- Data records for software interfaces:
################

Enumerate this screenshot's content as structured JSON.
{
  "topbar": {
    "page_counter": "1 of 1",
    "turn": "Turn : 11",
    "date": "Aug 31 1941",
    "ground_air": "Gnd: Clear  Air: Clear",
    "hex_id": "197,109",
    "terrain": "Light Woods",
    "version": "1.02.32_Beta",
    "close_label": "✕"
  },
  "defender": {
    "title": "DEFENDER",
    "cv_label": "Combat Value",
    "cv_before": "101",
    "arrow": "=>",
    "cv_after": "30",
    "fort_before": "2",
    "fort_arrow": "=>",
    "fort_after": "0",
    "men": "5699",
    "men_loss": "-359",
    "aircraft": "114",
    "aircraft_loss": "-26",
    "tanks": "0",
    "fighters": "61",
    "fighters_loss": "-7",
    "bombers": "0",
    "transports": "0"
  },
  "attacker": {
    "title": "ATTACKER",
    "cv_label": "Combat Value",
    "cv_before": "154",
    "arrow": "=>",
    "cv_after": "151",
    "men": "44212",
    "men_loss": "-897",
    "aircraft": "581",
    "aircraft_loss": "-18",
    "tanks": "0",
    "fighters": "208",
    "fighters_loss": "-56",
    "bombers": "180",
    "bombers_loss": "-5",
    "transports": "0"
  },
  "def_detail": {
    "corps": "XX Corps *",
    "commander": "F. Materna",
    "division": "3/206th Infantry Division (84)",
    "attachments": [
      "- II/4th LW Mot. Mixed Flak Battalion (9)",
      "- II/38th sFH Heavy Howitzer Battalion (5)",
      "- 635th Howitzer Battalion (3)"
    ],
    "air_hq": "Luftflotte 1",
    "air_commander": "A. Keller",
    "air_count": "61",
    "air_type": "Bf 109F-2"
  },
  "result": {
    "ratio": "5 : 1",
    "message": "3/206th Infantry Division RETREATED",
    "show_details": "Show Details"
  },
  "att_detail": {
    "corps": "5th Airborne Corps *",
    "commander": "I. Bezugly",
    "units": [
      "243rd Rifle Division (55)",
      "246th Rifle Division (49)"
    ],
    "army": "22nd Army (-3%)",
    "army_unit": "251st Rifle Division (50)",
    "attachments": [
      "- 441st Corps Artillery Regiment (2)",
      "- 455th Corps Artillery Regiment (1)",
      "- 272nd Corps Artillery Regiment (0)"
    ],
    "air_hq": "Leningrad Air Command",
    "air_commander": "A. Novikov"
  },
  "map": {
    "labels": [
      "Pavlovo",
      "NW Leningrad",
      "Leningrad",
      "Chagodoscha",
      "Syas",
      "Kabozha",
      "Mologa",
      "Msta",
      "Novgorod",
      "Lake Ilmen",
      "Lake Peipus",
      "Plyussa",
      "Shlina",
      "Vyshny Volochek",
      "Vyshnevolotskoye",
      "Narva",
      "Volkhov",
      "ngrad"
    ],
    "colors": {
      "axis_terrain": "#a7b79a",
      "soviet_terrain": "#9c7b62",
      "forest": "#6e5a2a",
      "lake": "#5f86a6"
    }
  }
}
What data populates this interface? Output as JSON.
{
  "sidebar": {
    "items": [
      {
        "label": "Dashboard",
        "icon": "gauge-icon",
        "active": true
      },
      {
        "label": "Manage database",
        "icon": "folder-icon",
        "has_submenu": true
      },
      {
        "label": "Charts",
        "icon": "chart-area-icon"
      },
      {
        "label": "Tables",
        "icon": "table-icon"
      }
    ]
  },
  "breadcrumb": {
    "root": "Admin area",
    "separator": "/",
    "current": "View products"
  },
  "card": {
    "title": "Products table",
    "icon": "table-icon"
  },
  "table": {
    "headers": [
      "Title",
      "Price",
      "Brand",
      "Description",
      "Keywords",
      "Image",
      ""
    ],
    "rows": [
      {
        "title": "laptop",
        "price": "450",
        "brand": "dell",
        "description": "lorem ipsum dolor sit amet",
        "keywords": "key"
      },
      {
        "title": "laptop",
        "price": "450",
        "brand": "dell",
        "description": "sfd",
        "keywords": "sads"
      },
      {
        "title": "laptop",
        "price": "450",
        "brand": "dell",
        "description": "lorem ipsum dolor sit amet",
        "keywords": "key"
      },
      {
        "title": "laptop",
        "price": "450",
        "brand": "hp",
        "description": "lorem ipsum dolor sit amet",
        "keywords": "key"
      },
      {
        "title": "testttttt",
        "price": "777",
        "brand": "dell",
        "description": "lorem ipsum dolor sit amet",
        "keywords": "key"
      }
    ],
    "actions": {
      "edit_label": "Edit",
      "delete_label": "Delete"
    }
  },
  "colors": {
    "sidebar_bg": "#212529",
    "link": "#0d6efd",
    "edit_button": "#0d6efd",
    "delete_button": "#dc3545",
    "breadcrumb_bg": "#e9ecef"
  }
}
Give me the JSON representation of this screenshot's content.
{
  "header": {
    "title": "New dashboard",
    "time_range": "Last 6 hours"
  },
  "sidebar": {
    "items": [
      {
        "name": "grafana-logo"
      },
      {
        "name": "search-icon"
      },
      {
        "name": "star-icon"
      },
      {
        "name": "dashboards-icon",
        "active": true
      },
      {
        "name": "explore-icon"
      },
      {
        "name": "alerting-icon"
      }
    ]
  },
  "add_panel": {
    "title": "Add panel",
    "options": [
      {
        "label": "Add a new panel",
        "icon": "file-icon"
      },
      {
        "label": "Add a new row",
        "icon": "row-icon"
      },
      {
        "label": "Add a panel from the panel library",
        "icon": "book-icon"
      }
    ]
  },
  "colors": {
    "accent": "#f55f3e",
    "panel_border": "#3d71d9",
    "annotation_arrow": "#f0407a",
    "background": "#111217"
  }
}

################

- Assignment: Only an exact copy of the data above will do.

- Expected output:
Enumerate this screenshot's content as structured JSON.
{
  "topbar": {
    "page_counter": "1 of 1",
    "turn": "Turn : 11",
    "date": "Aug 31 1941",
    "ground_air": "Gnd: Clear  Air: Clear",
    "hex_id": "197,109",
    "terrain": "Light Woods",
    "version": "1.02.32_Beta",
    "close_label": "✕"
  },
  "defender": {
    "title": "DEFENDER",
    "cv_label": "Combat Value",
    "cv_before": "101",
    "arrow": "=>",
    "cv_after": "30",
    "fort_before": "2",
    "fort_arrow": "=>",
    "fort_after": "0",
    "men": "5699",
    "men_loss": "-359",
    "aircraft": "114",
    "aircraft_loss": "-26",
    "tanks": "0",
    "fighters": "61",
    "fighters_loss": "-7",
    "bombers": "0",
    "transports": "0"
  },
  "attacker": {
    "title": "ATTACKER",
    "cv_label": "Combat Value",
    "cv_before": "154",
    "arrow": "=>",
    "cv_after": "151",
    "men": "44212",
    "men_loss": "-897",
    "aircraft": "581",
    "aircraft_loss": "-18",
    "tanks": "0",
    "fighters": "208",
    "fighters_loss": "-56",
    "bombers": "180",
    "bombers_loss": "-5",
    "transports": "0"
  },
  "def_detail": {
    "corps": "XX Corps *",
    "commander": "F. Materna",
    "division": "3/206th Infantry Division (84)",
    "attachments": [
      "- II/4th LW Mot. Mixed Flak Battalion (9)",
      "- II/38th sFH Heavy Howitzer Battalion (5)",
      "- 635th Howitzer Battalion (3)"
    ],
    "air_hq": "Luftflotte 1",
    "air_commander": "A. Keller",
    "air_count": "61",
    "air_type": "Bf 109F-2"
  },
  "result": {
    "ratio": "5 : 1",
    "message": "3/206th Infantry Division RETREATED",
    "show_details": "Show Details"
  },
  "att_detail": {
    "corps": "5th Airborne Corps *",
    "commander": "I. Bezugly",
    "units": [
      "243rd Rifle Division (55)",
      "246th Rifle Division (49)"
    ],
    "army": "22nd Army (-3%)",
    "army_unit": "251st Rifle Division (50)",
    "attachments": [
      "- 441st Corps Artillery Regiment (2)",
      "- 455th Corps Artillery Regiment (1)",
      "- 272nd Corps Artillery Regiment (0)"
    ],
    "air_hq": "Leningrad Air Command",
    "air_commander": "A. Novikov"
  },
  "map": {
    "labels": [
      "Pavlovo",
      "NW Leningrad",
      "Leningrad",
      "Chagodoscha",
      "Syas",
      "Kabozha",
      "Mologa",
      "Msta",
      "Novgorod",
      "Lake Ilmen",
      "Lake Peipus",
      "Plyussa",
      "Shlina",
      "Vyshny Volochek",
      "Vyshnevolotskoye",
      "Narva",
      "Volkhov",
      "ngrad"
    ],
    "colors": {
      "axis_terrain": "#a7b79a",
      "soviet_terrain": "#9c7b62",
      "forest": "#6e5a2a",
      "lake": "#5f86a6"
    }
  }
}
What data populates this interface? Output as JSON.
{
  "sidebar": {
    "items": [
      {
        "label": "Dashboard",
        "icon": "gauge-icon",
        "active": true
      },
      {
        "label": "Manage database",
        "icon": "folder-icon",
        "has_submenu": true
      },
      {
        "label": "Charts",
        "icon": "chart-area-icon"
      },
      {
        "label": "Tables",
        "icon": "table-icon"
      }
    ]
  },
  "breadcrumb": {
    "root": "Admin area",
    "separator": "/",
    "current": "View products"
  },
  "card": {
    "title": "Products table",
    "icon": "table-icon"
  },
  "table": {
    "headers": [
      "Title",
      "Price",
      "Brand",
      "Description",
      "Keywords",
      "Image",
      ""
    ],
    "rows": [
      {
        "title": "laptop",
        "price": "450",
        "brand": "dell",
        "description": "lorem ipsum dolor sit amet",
        "keywords": "key"
      },
      {
        "title": "laptop",
        "price": "450",
        "brand": "dell",
        "description": "sfd",
        "keywords": "sads"
      },
      {
        "title": "laptop",
        "price": "450",
        "brand": "dell",
        "description": "lorem ipsum dolor sit amet",
        "keywords": "key"
      },
      {
        "title": "laptop",
        "price": "450",
        "brand": "hp",
        "description": "lorem ipsum dolor sit amet",
        "keywords": "key"
      },
      {
        "title": "testttttt",
        "price": "777",
        "brand": "dell",
        "description": "lorem ipsum dolor sit amet",
        "keywords": "key"
      }
    ],
    "actions": {
      "edit_label": "Edit",
      "delete_label": "Delete"
    }
  },
  "colors": {
    "sidebar_bg": "#212529",
    "link": "#0d6efd",
    "edit_button": "#0d6efd",
    "delete_button": "#dc3545",
    "breadcrumb_bg": "#e9ecef"
  }
}
Give me the JSON representation of this screenshot's content.
{
  "header": {
    "title": "New dashboard",
    "time_range": "Last 6 hours"
  },
  "sidebar": {
    "items": [
      {
        "name": "grafana-logo"
      },
      {
        "name": "search-icon"
      },
      {
        "name": "star-icon"
      },
      {
        "name": "dashboards-icon",
        "active": true
      },
      {
        "name": "explore-icon"
      },
      {
        "name": "alerting-icon"
      }
    ]
  },
  "add_panel": {
    "title": "Add panel",
    "options": [
      {
        "label": "Add a new panel",
        "icon": "file-icon"
      },
      {
        "label": "Add a new row",
        "icon": "row-icon"
      },
      {
        "label": "Add a panel from the panel library",
        "icon": "book-icon"
      }
    ]
  },
  "colors": {
    "accent": "#f55f3e",
    "panel_border": "#3d71d9",
    "annotation_arrow": "#f0407a",
    "background": "#111217"
  }
}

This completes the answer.